291. Telegram From the Secretary of State to the Embassy in the United Kingdom1

132. Eyes only Ambassador from Secretary. Personal from Secretary to Macmillan.

“I refer to your personal message which I received through Roger Makins on June 30 with reference to getting something moving in the line of direct talks with Chou En-lai.2 I am asking [Page 641] Ambassador Aldrich to show you concurrently the text of a message which the President sent to Nehru which was delivered at noon and which he has acknowledged stating that he would reply from London.3 I am all ready to request your Govt as representing US interests at Peiping to make suggestion to Chou En-lai along the lines of the President’s message to Nehru but before doing so would be glad to get any views which you might have either independently or following such talk as you may have with Nehru. I do not, however, want to get Nehru in the position of being our intermediary in this matter and also I think it desirable, as you apparently do, to get something under way soon, as suggested, so that it will be in the works before we get to Geneva and, as you suggest, will provide the best answer to the Russians, as your June 30 message indicates. Foster Dulles.”

Text in question in next following message.4

  1. Source: Department of State, Central Files, 611.93/7–855. Secret; Priority. Drafted, approved, and signed by the Secretary; cleared with EUR.
  2. Macmillan’s message was conveyed in a letter of June 30 from Makins to Dulles, which states in part:

    Harold Macmillan … is still a little concerned as to the progress that may be made in the Far East towards relaxation of tension. He does not know whether you have yet been able to think out plans on the lines of your talks with him in San Francisco. But if you are able to get something moving, he does feel it will be a great help in resisting Russian efforts at Geneva to open up the Chinese question or to press for a separate conference about the Far East. He feels that the best answer would be that things were going along nicely and that it would be wise to leave them alone. It would also, of course, help to prevent any foolish or headstrong action by the Chinese Communist Government.” (Eisenhower Library, Dulles Papers, EdenMacmillanLloyd Correspondence, 1955–56)

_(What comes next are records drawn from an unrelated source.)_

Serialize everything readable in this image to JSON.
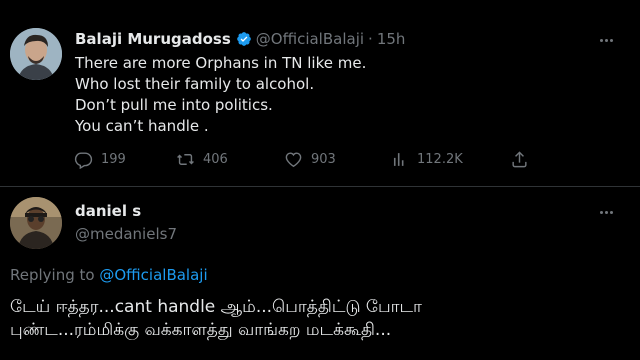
{
  "tweet": {
    "author_name": "Balaji Murugadoss",
    "author_handle": "@OfficialBalaji",
    "separator": "·",
    "time": "15h",
    "lines": [
      "There are more Orphans in TN like me.",
      "Who lost their family to alcohol.",
      "Don’t pull me into politics.",
      "You can’t handle ."
    ],
    "stats": {
      "replies": "199",
      "retweets": "406",
      "likes": "903",
      "views": "112.2K"
    }
  },
  "reply": {
    "author_name": "daniel s",
    "author_handle": "@medaniels7",
    "replying_prefix": "Replying to",
    "replying_mention": "@OfficialBalaji",
    "lines": [
      "டேய் ஈத்தர...cant handle ஆம்...பொத்திட்டு போடா",
      "புண்ட...ரம்மிக்கு வக்காளத்து வாங்கற மடக்கூதி..."
    ]
  },
  "colors": {
    "background": "#000000",
    "text": "#e7e9ea",
    "muted": "#71767b",
    "accent": "#1d9bf0",
    "divider": "#2f3336"
  },
  "icons": [
    "verified-badge-icon",
    "more-options-icon",
    "reply-icon",
    "retweet-icon",
    "like-icon",
    "views-icon",
    "share-icon"
  ]
}
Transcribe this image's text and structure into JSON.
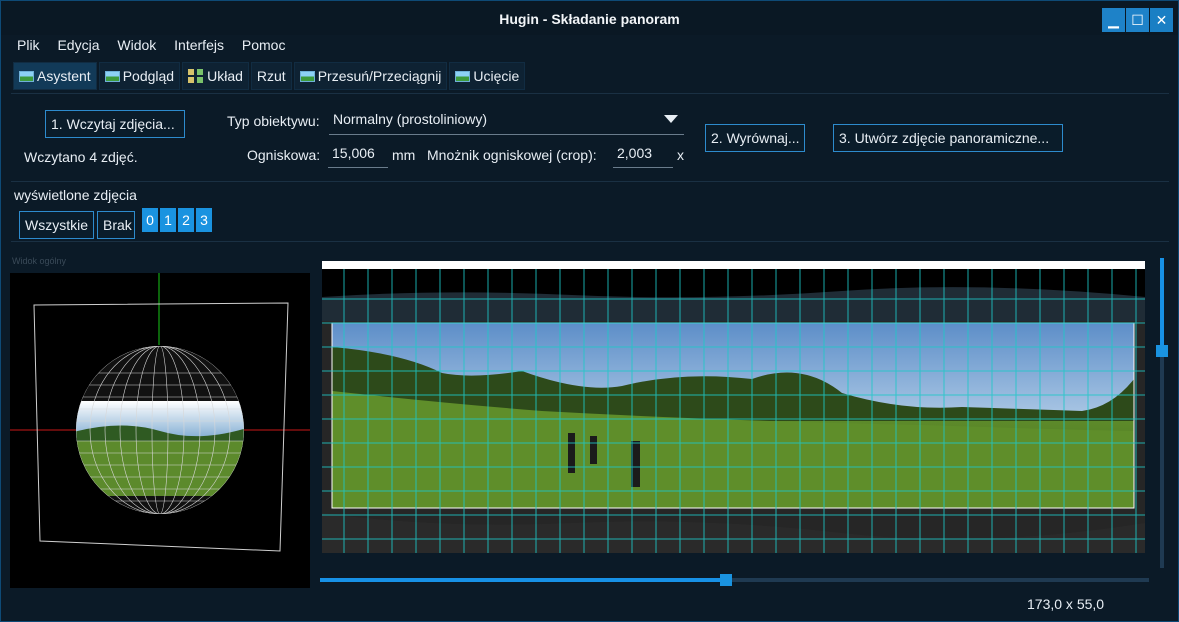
{
  "window": {
    "title": "Hugin - Składanie panoram",
    "minimize": "▁",
    "maximize": "☐",
    "close": "✕"
  },
  "menu": [
    "Plik",
    "Edycja",
    "Widok",
    "Interfejs",
    "Pomoc"
  ],
  "tabs": [
    {
      "label": "Asystent",
      "icon": "assistant-icon",
      "active": true
    },
    {
      "label": "Podgląd",
      "icon": "preview-icon"
    },
    {
      "label": "Układ",
      "icon": "layout-icon"
    },
    {
      "label": "Rzut",
      "icon": ""
    },
    {
      "label": "Przesuń/Przeciągnij",
      "icon": "drag-icon"
    },
    {
      "label": "Ucięcie",
      "icon": "crop-icon"
    }
  ],
  "assistant": {
    "load_button": "1. Wczytaj zdjęcia...",
    "loaded_status": "Wczytano 4 zdjęć.",
    "lens_type_label": "Typ obiektywu:",
    "lens_type_value": "Normalny (prostoliniowy)",
    "focal_label": "Ogniskowa:",
    "focal_value": "15,006",
    "focal_unit": "mm",
    "crop_label": "Mnożnik ogniskowej (crop):",
    "crop_value": "2,003",
    "crop_unit": "x",
    "align_button": "2. Wyrównaj...",
    "create_button": "3. Utwórz zdjęcie panoramiczne..."
  },
  "shown_images": {
    "label": "wyświetlone zdjęcia",
    "all_button": "Wszystkie",
    "none_button": "Brak",
    "images": [
      "0",
      "1",
      "2",
      "3"
    ]
  },
  "overview": {
    "title": "Widok ogólny"
  },
  "preview": {
    "fov_readout": "173,0 x 55,0",
    "horizontal_slider_fraction": 0.49,
    "vertical_slider_fraction": 0.3
  },
  "colors": {
    "accent": "#1a93e0",
    "background": "#0b1a27",
    "grid": "#1ec8c8"
  }
}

  3. Nehru’s acknowledgement was reported in telegram 77 from Rome, July 8. (Department of State, Central Files, 711.11–EI/7–855)
  4. Telegram 133 to London, July 8. (Ibid.)